nanocrystals of indium tin oxideNanocrystals of indium tin oxide (shown here in blue) embedded in a glassy matrix of niobium oxide (green) form a composite material that can switch between NIR-transmitting and NIR-blocking states with a small jolt of electricity. A synergistic interaction in the region where glassy matrix meets nanocrystal increases the potency of the electrochromic effect

In the US, we spend about a quarter of our total energy on lighting, heating and cooling our buildings,” says Delia Milliron, a chemist at Berkeley Lab’s Molecular Foundry who led this research. “When used as a window coating, our new material can have a major impact on building energy efficiency.”


Non-Invasive Treatment For Deep Cancer

PhotoDynamic therapy (PDT) as a non-invasive treatment of cancer is limited by the penetration depth of visible light needed for its activation. A Bioengineering team from the National University of Singapore – NUS – led by Associate Professor Zhang Yong has invented a novel method which will pave the way for PDT to treat deep-seated cancer as well. The researchers also revealed how they have been able to control gene expression – the release of certain proteins in our body – using their nanoparticles which could convert NIR (Near Infrared) light to UV light (visible light needed for effective activation).
NIR is a safe light as opposed to UV light, which could cause damage to cells. NIR can also penetrate deeper into tissues to target tumours.

Near Infrared Light -NIR-, besides being non-toxic, is able to penetrate deeper into our tissues.

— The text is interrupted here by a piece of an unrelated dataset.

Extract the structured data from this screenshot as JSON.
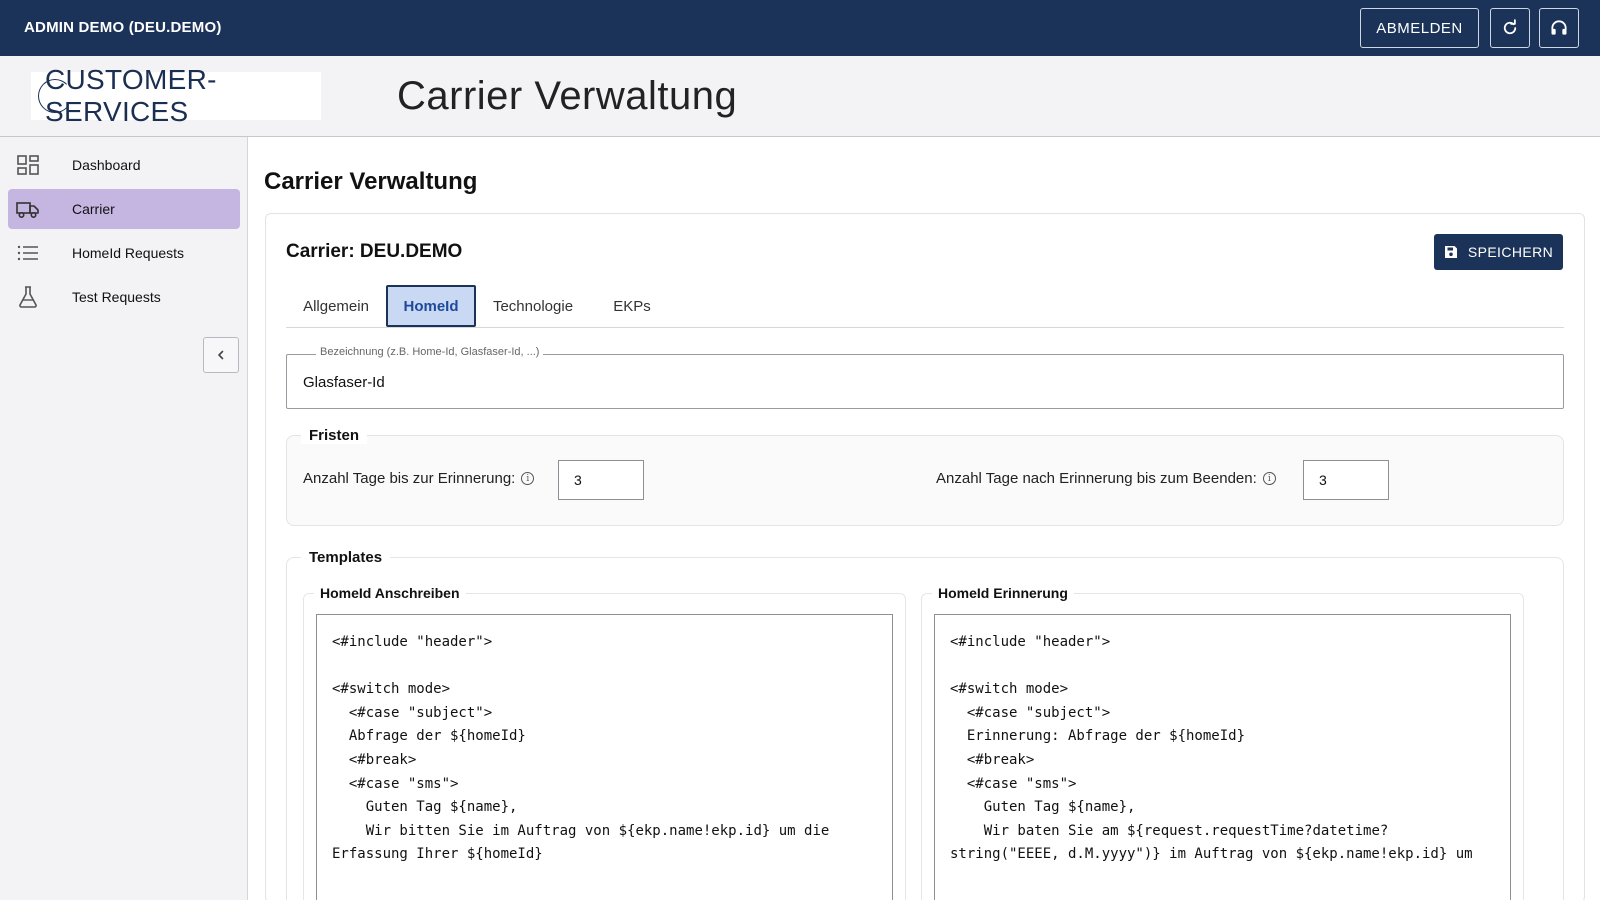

When NIR reaches the desired places in the body of the patient, the nanoparticles which we have invented, are able to convert the NIR back to UV light (upconversion) to effectively activate the genes in the way desired – by controlling the amount of proteins expressed each time, when this should take place, as well as how long it should take place” explains Prof Zhang.